■ Work request
Go through the records and copy each line where the string "Voucher" occurs.

[Stored data]

======

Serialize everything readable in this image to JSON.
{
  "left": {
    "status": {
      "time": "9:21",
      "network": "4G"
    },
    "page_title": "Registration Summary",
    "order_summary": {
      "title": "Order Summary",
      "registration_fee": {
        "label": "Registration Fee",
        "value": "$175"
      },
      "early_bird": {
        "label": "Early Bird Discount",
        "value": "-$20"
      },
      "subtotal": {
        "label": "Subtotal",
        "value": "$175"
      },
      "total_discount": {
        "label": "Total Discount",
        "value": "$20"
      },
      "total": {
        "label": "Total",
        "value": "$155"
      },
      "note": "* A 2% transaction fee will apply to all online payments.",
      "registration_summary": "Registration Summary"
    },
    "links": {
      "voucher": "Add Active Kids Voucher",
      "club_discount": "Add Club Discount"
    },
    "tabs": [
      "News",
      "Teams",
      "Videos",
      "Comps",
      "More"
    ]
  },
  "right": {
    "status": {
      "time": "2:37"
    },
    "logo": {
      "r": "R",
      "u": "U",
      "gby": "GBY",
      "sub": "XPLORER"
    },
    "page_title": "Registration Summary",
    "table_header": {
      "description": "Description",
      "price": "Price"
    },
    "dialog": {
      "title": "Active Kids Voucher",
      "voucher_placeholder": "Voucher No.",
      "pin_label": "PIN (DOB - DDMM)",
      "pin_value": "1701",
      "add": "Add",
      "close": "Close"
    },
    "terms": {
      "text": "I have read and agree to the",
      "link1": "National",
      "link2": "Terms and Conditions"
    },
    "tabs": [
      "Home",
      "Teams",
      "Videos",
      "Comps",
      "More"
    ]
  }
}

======

■ Response to this task
      "voucher": "Add Active Kids Voucher",
      "title": "Active Kids Voucher",
      "voucher_placeholder": "Voucher No.",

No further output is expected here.